───── Available data ─────
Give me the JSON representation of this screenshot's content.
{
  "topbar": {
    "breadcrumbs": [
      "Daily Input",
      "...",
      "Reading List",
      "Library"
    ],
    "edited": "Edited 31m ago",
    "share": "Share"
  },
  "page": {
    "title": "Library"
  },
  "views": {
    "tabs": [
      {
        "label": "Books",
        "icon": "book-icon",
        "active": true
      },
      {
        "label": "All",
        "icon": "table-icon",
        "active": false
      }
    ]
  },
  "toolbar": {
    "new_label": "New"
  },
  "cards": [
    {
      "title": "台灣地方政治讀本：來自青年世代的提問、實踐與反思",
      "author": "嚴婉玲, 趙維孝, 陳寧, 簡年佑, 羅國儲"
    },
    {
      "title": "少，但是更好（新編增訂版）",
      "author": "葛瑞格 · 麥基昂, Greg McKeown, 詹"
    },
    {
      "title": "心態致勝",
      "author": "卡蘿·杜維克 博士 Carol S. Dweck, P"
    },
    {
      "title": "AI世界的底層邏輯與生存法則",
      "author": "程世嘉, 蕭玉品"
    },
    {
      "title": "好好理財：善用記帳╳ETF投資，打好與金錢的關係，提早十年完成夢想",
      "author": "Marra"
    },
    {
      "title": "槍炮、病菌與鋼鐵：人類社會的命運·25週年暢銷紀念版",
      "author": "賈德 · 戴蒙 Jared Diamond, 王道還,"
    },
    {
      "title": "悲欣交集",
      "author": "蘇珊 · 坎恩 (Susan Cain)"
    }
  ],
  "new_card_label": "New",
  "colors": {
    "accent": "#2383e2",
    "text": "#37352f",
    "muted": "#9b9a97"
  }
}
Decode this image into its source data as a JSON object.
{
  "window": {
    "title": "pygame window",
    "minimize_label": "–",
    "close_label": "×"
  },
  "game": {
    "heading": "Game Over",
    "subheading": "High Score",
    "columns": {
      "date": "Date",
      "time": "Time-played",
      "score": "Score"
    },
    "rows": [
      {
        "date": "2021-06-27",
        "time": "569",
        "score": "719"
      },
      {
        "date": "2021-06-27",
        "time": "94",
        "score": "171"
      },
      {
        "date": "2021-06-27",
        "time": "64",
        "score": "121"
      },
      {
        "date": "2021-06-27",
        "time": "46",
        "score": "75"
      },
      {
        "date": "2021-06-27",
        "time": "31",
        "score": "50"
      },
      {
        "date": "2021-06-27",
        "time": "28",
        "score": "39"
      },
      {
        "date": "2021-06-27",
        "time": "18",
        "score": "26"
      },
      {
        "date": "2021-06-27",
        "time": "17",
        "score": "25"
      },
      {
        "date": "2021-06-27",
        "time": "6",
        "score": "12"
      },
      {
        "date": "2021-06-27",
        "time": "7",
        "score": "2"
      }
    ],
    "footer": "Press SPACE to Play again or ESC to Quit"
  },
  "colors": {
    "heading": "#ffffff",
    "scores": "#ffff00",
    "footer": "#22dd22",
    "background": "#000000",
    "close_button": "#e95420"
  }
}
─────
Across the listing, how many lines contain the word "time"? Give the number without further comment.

**Output**
11